When you think about wines, the best wines, in the world, Turkey and Turkish wines are not among those you think of. The first two would probably come to mind would have been French and Italian wines, which is fair enough!
However, the best Turkish wine is underrated. What’s more, more and more producers are looking abroad day by day due to strict alcohol laws in Turkey. So, paradoxically, these strict laws one hand damage the market value of Turkish wine in Turkey. But on the other hand, it raises the popularity of Turkish wines around the world.
Winemaking History of Turkey
Turkey has an ancient winemaking history stretching back millennia. It is well before the classic civilizations of Greece and Rome. The history helped to cement the popularity of wine as a cultural cornerstone. However, it is only recently that Turkey’s wine industry has grown sufficiently to become recognized internationally.
Best Turkish Wines Based on Grape Varieties
Like Italy or France, Turkey benefits from a vast number of indigenous grape varieties. Nevertheless, wine lovers beyond Turkey’s borders are not familiar with many of the varieties. Varieties such as Kalecik Karası and Narince occasionally blended with international varieties, appear on many labels and really showcase the diversity on offer.

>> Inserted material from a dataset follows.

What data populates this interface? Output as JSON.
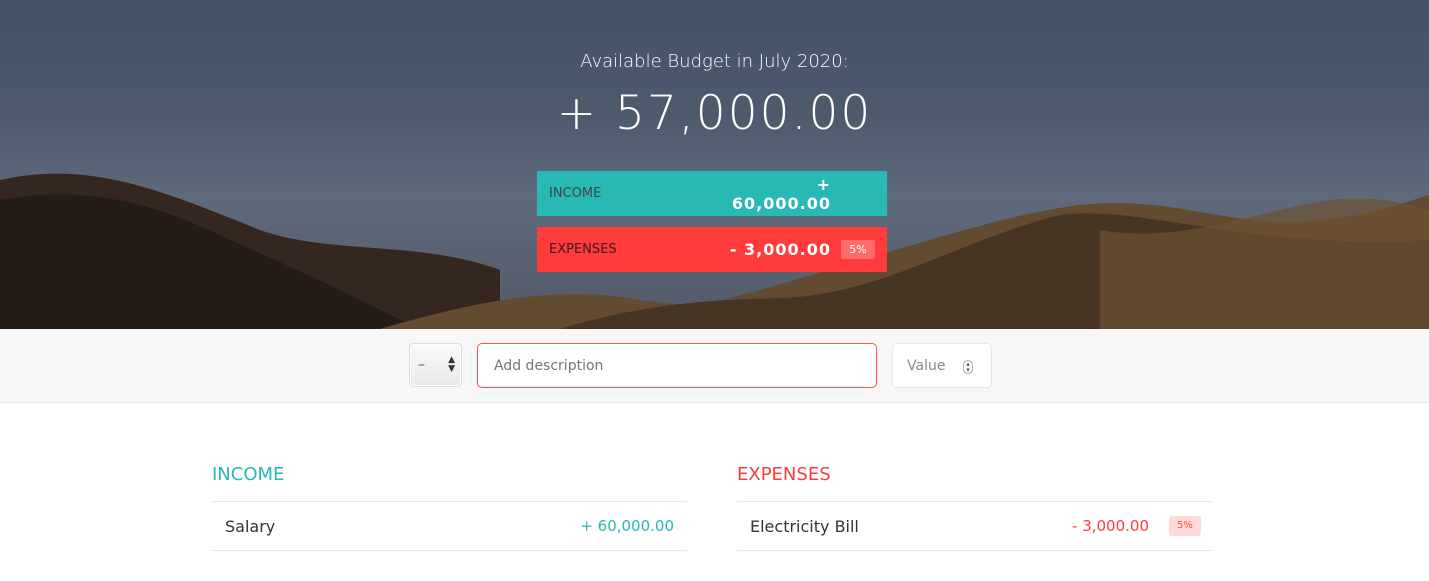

International Popularity of Turkis Wines
Turkish wine is even picking up awards. And rightly so – the many regions and sub-regions are developing individual identities. Just as an example, Thrace, the Aegean Coast, and Cappadocia are among those producing the highest quality wines.
Although Turkey is one of the world’s biggest grape producers, people use only a tiny percentage for winemaking. The majority of grapes, on the other hand, are being grown for table grapes.
The promotion of alcohol has been illegal since 2013. The prohibition encompasses everything from advertising to wine tastings. This has stalled the wine industry’s domestic growth and so many producers are now seeking success in international markets.
The List of Best Turkish Wines
* Pasaeli, 6N Karasakiz Merlot, Turkey
Pasaeli, founded by Seyit Karagözoglu in 2000, was a real discovery at the recent Wines of Turkey. Tasting in London with wines from both international and indigenous varieties is showing real personality. This is a blend of both; 18% Merlot with 82% Karasakiz (which translates as ‘black chewing gum’).
Chasing for Other Best Turkish Wines
Recently several Turkish wine companies have been experimenting with Pinot Noirs. However, Ma’adra makes the only decent one you may find. Other options include chardonnays, cabernets, and syrahs.
If you’re looking for a good cheap wine, Tigris (made by the Kavaklıdere company) is one of your best options. Tigris blends Öküzgözü, Boğazkere, and Cabernet Sauvignon grapes. The wine also has very little tannin taste, giving a taste slightly sweeter than other wines.
This Cappadocian wine company offers several single grape and blended options at very reasonable prices. A blend of Syrah, Öküzgözü, Boğazkere, and Kalecik Karası is highly recommended.
These wines cultivated by a Syrian Christian community in Mardin can be difficult to find and a bit pricey, but have a very robust flavor. You’re likely to find it at small corner tekel shops and sometimes at Carrefour. You’ll recognize it from the Arabic writing on the bottle.
Based in Bozcaada, Corvus makes wine from both Turkish and European grapes, including Syrah and Cabernet, as well as blends that combine the two.
Umurbey makes a wonderful Cabernet and one of the few Merlots you mah have been enjoyed. A stellar choice if you’re craving more common Western grapes rather than indigenous Turkish grapes.
Kutman specializes in fruit-based wines, including a lovely pomegranate wine reminiscent of the one lovely Uyghur restaurant in Beijing (best served chilled). So many fruit wines in Istanbul are a vile Manischewitz-level sweet, but Kutman actually manages to get it right.
This brand specializes in pure öküzgözü and has a lovely sensuous flavor.
This wine specializes in blends of grapes such as merlot, shiraz, and öküzgözü and is an excellent deal for the price. It is also widely available at any Migros or tekel shop.
This pungent and robust blend of boğazkere and öküzgözü is a delightful treat, especially after a meal.
So, hopefully, you’ll find our article useful. Moreover, share your comments with us below which Turkish wine you’ve tried and liked most!